“In that situation, not everybody is going to want to talk about what they’re going through” said Sgt. Jose Quirarte, Irwin’s supervisor and supervisor of the department’s chaplain program (he is not a peer supporter). “It’s learning how to listen, learning how to be faced with a problem and trying to get that person to a point where they’re able to deal with it.”
Counselors go through training to learn how to handle various types of situations in strict confidence.
Before Peer Support, police employees who went through a traumatic event were offered short-term help from a psychiatrist before returning to work.
While Peer Support offers referrals to mental health services for those who want or need them, what makes the program so successful is the fact those who are giving the counseling have first-hand knowledge of what that officer, dispatcher or civilian employee is going through, Irwin said.
“The best way I can describe it is we are all in this together,” he said. “If we show each other support, it makes the job a lot easier.”
And Peer Support is not restricted to on-the-job issues. Employees, like Coyle, facing emotional struggles outside of work can seek help, too.
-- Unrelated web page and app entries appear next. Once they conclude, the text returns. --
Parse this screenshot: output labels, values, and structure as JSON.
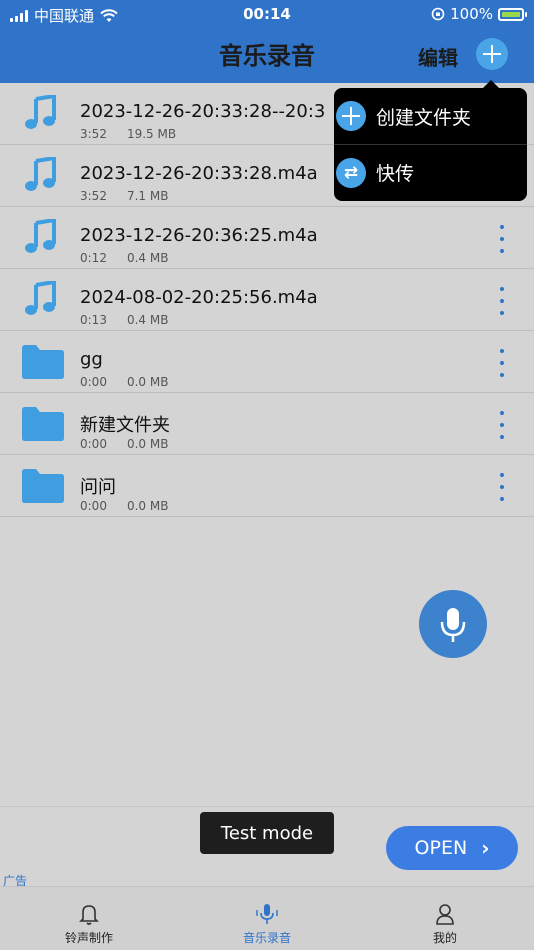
{
  "status_bar": {
    "carrier": "中国联通",
    "time": "00:14",
    "battery_percent": "100%"
  },
  "header": {
    "title": "音乐录音",
    "edit_label": "编辑"
  },
  "popup_menu": {
    "items": [
      {
        "label": "创建文件夹",
        "icon": "add-circle-icon"
      },
      {
        "label": "快传",
        "icon": "swap-icon"
      }
    ]
  },
  "files": [
    {
      "type": "audio",
      "name": "2023-12-26-20:33:28--20:3",
      "duration": "3:52",
      "size": "19.5 MB"
    },
    {
      "type": "audio",
      "name": "2023-12-26-20:33:28.m4a",
      "duration": "3:52",
      "size": "7.1 MB"
    },
    {
      "type": "audio",
      "name": "2023-12-26-20:36:25.m4a",
      "duration": "0:12",
      "size": "0.4 MB"
    },
    {
      "type": "audio",
      "name": "2024-08-02-20:25:56.m4a",
      "duration": "0:13",
      "size": "0.4 MB"
    },
    {
      "type": "folder",
      "name": "gg",
      "duration": "0:00",
      "size": "0.0 MB"
    },
    {
      "type": "folder",
      "name": "新建文件夹",
      "duration": "0:00",
      "size": "0.0 MB"
    },
    {
      "type": "folder",
      "name": "问问",
      "duration": "0:00",
      "size": "0.0 MB"
    }
  ],
  "ad": {
    "label": "广告",
    "test_mode": "Test mode",
    "open_button": "OPEN"
  },
  "tabbar": {
    "tabs": [
      {
        "label": "铃声制作",
        "icon": "bell-icon",
        "active": false
      },
      {
        "label": "音乐录音",
        "icon": "microphone-icon",
        "active": true
      },
      {
        "label": "我的",
        "icon": "user-icon",
        "active": false
      }
    ]
  },
  "colors": {
    "header_bg": "#2f74c9",
    "accent": "#4aa5e8",
    "popup_bg": "#000000",
    "open_button": "#3b7de2"
  }
}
“With Peer Support what’s nice is you’re dealing with people who understand what you’re talking about,” Coyle said. “You can open up and talk to them.”
In Coyle’s case, seeking help from former-Marines in the department helped calm his fears, even if only slightly, while his son was deployed.
They were able to explain how things work and even help him narrow down where Josiah was stationed, since the Marine couldn’t disclose his location, Coyle said.
The limited times Coyle spoke with his son he asked a lot of questions.
Do the lights blind out the stars? Does it smell badly?
When the answer was ‘no’, Coyle knew his son was not stationed near a big city.
What was the temperature like? Is it hilly or flat?
Eventually, Coyle and his Peer Support counselors were able to figure out his son’s location with near-certainty.
“My wife didn’t want to know where he was, but for me that was all I wanted to know,” Coyle said. “It helped.”
Peer Support was also there when Coyle had to experience his family’s first Thanksgiving and Christmas without their son. The couple and their two daughters also missed celebrating Josiah’s birthday for the first time.
“That was tough,” Coyle said.
Then, one day in April, Coyle walked the halls of the La Habra Police Department and seemed lighter, happier.
His Peer Support colleagues who’d been helping him along took notice.
They said, “‘Your demeanor looks totally different.’ I told them, ‘I just got a phone call two hours ago — my son is out of Iraq,” Coyle said. “I guess you don’t notice how you look on the outside.”
“I definitely got more gray hairs during his deployment.”
Josiah Coyle is now back in the US and stationed at Twentynine Palms in San Bernardino County.
Coyle is thankful to have his son home and said he is grateful for the LHPD program that helped him get through an emotionally trying seven months.
“Here I am, a part of the program itself, and I know what the benefit is,” Coyle said. “But now, I have experienced what the benefit is.”